Here are the latest developments from Pope Francis' trip to South America:
Hours before Pope Francis is set to arrive, tens of thousands of people are lined up along an 8-mile (13-kilometer) stretch of road coming from the airport to downtown Asuncion. The pope is set to spend three days there for the last stop of his South America tour.
The Paraguay government declared Friday and Saturday national holidays in honor of the pope's visit. While in Paraguay, he will celebrate two Masses, including one in Caacupe, the center of Paraguayan spirituality. He'll also meet with President Horacio Cartes on Friday and with hundreds of local groups on Saturday.
The Paraguay field where Pope Francis will celebrate the final Mass of his South American tour is cursed with serpents.
At least that's the warning from Paraguay's health ministry.
The Pope is due to celebrate Mass Sunday at the Nu Guasu site in a subtropical forest in Paraguay.
Health Minister Antonio Barrios says the area is a natural habitat for the reptiles. He says authorities have antivenom, but says the faithful should wear boots in any case.
Pope John Paul II celebrated a mass in this same place in 1988 under torrential rains.
Bolivian police say they have detained three Chileans who wanted to deliver a letter to Pope Francis. The men are protesting the Pope's ordainment of a bishop in southern Chile who is accused of covering up for a pedophile priest.
Police held the three men for more than 14 hours in the city of Santa Cruz. The men say they missed a chance to ask Francis to reconsider naming the Rev. Juan Barros as bishop in the city of Osorno.
Barros is accused of covering up the sex abuse by crimes of the Rev. Fernando Karadima, whom the Vatican has sanctioned for abusing young boys.
The Pope's appointment of Barros has led to an unprecedented outcry by abuse victims and Catholic faithful in Chile.
A Vatican investigation found Karadima guilty in 2011 and sentenced the now 84-year-old priest to a cloistered life of "penitence and prayer." It remains Chile's highest-profile case of abuse by a priest.
Pope Francis is urging inmates at Bolivia's notoriously violent Palmasola prison to not despair, leaving them with a message of hope and solidarity,
In his comments, Francis acknowledged the wretched conditions that the inmates face: overcrowding, the slow pace of justice, violence and few opportunities for education or rehabilitation. He said those need to be addressed by Bolivian institutions.
But he urged the inmates not to despair and to not let their suffering lead to violence.
Three inmates are telling tell Pope Francis of the desperation inside Bolivia's most notorious prison and a corrupt and inept judiciary that sends many innocents to Palmasola Prison.
One inmate told of witnessing the murder of a fellow inmate.
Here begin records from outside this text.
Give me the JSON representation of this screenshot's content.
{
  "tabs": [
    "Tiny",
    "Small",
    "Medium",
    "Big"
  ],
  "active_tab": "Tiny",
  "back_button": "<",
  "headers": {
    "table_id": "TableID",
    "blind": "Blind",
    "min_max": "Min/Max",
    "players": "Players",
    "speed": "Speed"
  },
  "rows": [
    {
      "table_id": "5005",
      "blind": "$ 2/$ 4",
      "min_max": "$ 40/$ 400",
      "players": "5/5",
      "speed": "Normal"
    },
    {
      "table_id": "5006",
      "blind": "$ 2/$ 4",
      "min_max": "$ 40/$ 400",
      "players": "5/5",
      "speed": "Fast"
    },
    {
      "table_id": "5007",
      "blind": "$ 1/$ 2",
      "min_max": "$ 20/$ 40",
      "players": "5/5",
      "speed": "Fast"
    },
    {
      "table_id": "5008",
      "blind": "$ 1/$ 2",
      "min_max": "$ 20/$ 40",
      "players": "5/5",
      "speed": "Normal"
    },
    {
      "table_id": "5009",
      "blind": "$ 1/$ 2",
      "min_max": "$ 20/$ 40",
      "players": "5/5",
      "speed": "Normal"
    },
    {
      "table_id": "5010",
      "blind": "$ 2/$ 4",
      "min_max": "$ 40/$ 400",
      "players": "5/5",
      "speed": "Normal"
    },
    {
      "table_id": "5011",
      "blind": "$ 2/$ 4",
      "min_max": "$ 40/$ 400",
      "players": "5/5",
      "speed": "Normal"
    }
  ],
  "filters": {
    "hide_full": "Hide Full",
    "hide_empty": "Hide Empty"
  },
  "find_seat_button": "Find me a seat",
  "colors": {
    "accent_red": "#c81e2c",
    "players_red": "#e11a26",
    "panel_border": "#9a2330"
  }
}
Another described his surprise on arriving at finding "so many people sleeping on the floor like animals." The prison built for 800 inmates has more than 5,000.
A female inmate described what she called judicial terrorism: Those who can't buy justice are condemned to suffer. She said Bolivia's criminal justice system is based on lies, deceit and abuse of power.